As the decades went on and the Joker became more sadistic, so did the newer evil clowns. Marvel gave us Whiteface in 2005, Pagliacci in 2011, and the Clown in 2013, all of whom indulged in a level of gleeful violence the Golden and Silver Age clowns would never have considered. Except those older clowns were being revised to be darker too, either by retconning their personalities to be more murderous or replacing them with edgier versions — there are two Tricksters, three Jesters, and four Toymen. Today, it’s safe to say that an evil clown showing up in a comic means you’re about to encounter zero whoopee cushions and, like, a lot of dismemberment.
Why do evil clowns persist in comics? Is it because they speak to the inherent unsettling thought of something intended as harmless entertainment for children turned into a threat? Or is it just because the Joker is so damn popular, and the other clowns are echoing that? But then why is the Joker so popular? And we’re back to the primeval fear idea. (Alternately, a truly hilarious number of comics essentially imply that bats and clowns are natural enemies. It’s possible comic book writers don’t know anything about bats.)
I’ll be honest: I could do without this trope.
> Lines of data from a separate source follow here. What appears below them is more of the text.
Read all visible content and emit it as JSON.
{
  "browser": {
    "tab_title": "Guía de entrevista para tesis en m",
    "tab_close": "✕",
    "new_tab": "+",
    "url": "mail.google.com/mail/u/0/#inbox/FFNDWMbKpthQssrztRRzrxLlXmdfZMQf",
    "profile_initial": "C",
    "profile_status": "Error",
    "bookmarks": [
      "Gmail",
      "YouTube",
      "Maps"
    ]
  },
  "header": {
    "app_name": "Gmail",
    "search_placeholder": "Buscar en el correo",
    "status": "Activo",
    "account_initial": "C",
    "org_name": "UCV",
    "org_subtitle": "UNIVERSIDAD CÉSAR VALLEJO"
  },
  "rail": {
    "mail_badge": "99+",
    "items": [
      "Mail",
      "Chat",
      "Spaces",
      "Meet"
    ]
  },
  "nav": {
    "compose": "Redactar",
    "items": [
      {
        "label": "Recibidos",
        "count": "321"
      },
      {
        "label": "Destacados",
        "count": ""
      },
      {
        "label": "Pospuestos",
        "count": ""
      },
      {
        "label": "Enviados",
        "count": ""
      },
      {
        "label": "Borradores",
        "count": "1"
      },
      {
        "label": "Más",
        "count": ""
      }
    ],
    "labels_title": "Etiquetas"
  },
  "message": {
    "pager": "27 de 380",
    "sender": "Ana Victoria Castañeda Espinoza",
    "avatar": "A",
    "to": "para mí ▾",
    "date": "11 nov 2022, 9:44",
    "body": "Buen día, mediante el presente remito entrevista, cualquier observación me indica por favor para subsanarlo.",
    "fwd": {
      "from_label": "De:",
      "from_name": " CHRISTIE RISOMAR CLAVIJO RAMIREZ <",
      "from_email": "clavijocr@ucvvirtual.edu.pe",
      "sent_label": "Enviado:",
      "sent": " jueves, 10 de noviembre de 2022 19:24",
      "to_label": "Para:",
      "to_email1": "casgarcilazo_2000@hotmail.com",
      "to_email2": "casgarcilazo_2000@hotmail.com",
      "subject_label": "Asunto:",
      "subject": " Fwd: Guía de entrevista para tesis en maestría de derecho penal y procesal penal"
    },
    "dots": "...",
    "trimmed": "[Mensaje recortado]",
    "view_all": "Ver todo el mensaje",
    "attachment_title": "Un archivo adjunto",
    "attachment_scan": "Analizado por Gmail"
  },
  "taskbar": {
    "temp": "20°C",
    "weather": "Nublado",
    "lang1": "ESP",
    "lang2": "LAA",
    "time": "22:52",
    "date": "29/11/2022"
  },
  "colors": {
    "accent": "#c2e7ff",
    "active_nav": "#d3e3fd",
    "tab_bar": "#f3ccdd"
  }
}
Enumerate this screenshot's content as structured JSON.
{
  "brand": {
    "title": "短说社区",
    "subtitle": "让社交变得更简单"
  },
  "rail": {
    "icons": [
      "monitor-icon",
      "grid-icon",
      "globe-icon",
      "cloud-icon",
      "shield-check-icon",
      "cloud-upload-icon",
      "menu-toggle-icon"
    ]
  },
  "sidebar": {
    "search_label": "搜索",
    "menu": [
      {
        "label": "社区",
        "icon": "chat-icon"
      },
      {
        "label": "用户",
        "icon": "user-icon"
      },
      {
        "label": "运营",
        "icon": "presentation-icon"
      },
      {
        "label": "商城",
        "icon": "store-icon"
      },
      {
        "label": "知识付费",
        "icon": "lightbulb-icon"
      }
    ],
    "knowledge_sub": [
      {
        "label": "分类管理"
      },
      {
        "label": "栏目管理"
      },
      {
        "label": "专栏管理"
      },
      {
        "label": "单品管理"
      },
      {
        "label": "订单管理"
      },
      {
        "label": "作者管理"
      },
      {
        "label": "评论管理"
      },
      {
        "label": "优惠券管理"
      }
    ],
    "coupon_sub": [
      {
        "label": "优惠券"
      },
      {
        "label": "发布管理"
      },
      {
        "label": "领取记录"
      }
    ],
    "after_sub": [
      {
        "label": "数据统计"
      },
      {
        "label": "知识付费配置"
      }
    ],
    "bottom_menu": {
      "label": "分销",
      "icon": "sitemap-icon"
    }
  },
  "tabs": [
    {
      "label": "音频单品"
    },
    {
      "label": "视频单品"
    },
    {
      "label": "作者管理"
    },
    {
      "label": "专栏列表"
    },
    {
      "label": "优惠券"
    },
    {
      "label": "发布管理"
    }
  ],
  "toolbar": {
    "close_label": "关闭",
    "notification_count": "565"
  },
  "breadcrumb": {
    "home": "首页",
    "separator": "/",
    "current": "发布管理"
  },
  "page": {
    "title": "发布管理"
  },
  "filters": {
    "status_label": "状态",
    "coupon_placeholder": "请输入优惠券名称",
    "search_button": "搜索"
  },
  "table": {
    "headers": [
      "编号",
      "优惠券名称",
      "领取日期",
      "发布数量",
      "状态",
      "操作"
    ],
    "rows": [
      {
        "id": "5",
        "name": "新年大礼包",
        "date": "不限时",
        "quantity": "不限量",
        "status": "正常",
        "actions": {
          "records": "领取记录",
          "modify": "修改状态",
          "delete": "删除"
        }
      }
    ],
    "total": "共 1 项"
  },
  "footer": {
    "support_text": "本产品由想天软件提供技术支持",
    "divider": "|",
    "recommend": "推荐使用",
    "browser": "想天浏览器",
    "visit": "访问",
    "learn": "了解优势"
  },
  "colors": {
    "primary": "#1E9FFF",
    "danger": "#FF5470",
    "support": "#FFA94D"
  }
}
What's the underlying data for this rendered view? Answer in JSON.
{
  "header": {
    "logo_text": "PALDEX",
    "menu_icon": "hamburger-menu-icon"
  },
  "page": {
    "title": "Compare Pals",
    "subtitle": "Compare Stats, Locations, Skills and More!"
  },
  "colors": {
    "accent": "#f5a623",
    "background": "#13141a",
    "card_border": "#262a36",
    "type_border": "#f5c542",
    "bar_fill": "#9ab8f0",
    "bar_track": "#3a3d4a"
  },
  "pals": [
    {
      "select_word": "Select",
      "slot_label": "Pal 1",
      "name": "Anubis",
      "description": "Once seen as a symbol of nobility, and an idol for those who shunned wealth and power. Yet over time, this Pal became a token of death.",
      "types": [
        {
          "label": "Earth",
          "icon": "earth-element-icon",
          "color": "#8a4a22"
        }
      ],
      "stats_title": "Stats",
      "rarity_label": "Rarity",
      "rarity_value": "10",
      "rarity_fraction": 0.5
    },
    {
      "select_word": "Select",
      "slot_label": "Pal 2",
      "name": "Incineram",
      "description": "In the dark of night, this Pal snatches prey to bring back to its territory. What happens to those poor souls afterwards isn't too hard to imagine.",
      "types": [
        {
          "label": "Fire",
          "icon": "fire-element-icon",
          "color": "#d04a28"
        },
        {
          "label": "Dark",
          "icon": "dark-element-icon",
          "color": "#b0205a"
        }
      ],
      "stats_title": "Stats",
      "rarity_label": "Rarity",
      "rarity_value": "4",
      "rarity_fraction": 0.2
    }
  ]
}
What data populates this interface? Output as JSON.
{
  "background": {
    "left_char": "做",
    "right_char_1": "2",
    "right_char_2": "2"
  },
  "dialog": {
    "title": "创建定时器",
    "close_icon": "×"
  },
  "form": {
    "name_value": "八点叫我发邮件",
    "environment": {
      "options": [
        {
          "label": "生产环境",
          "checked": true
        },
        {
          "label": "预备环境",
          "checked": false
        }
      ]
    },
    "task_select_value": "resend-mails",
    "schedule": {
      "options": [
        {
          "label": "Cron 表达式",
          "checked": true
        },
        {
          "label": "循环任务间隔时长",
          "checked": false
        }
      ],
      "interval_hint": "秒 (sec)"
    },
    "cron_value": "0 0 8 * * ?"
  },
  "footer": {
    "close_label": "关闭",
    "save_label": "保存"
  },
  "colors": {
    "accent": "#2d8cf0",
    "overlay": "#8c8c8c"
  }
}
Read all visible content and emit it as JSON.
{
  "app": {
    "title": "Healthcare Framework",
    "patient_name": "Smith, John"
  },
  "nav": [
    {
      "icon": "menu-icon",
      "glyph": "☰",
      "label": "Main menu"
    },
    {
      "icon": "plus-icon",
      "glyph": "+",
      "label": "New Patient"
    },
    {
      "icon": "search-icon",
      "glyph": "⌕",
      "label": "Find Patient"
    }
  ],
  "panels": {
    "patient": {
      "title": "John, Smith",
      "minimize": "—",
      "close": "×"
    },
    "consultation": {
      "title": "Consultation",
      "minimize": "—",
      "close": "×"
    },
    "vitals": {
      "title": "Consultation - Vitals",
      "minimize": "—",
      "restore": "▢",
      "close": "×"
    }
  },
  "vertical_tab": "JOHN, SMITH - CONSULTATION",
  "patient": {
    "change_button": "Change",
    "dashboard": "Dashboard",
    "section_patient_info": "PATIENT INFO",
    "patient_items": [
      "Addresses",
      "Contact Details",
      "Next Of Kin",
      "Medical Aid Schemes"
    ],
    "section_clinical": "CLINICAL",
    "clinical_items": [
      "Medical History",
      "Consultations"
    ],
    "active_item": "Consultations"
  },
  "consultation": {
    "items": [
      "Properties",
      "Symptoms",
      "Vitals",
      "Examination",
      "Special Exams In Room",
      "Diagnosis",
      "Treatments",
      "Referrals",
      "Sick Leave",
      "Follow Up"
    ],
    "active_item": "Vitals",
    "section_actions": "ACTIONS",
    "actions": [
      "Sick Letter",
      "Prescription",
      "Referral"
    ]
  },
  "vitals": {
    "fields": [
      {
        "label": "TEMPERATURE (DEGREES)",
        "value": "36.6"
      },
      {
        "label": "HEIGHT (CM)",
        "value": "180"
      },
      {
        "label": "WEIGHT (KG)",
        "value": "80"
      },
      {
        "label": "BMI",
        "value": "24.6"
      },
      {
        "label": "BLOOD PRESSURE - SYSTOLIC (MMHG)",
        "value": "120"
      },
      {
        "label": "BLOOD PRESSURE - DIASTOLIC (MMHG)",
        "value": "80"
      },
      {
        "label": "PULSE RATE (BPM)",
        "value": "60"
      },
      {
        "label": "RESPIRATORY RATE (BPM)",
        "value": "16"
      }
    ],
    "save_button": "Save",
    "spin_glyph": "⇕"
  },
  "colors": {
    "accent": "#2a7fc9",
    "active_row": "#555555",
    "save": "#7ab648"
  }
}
I’m sick to death of the Joker and find most of his copycats annoying, from the Jester to Punchline. (I do like the Trickster, I’ll admit.) Every time a comic or movie (ahem) tries to make the Joker seem profound, I start longing for a good old-fashioned gleefully stupid gimmicky bank robber or super smart gorilla instead. Yeah, yeah, we live in a society, enough already.
But I’m not the only reader out there, and evil clowns have been going strong for so long that clearly I’m not in the majority here. So a round of applause for these murderous merrymakers, I guess! I shake your hands in respect.
Except not actually, because that’s how you get shocked to death by an electric joy buzzer. Nice try, evil clowns!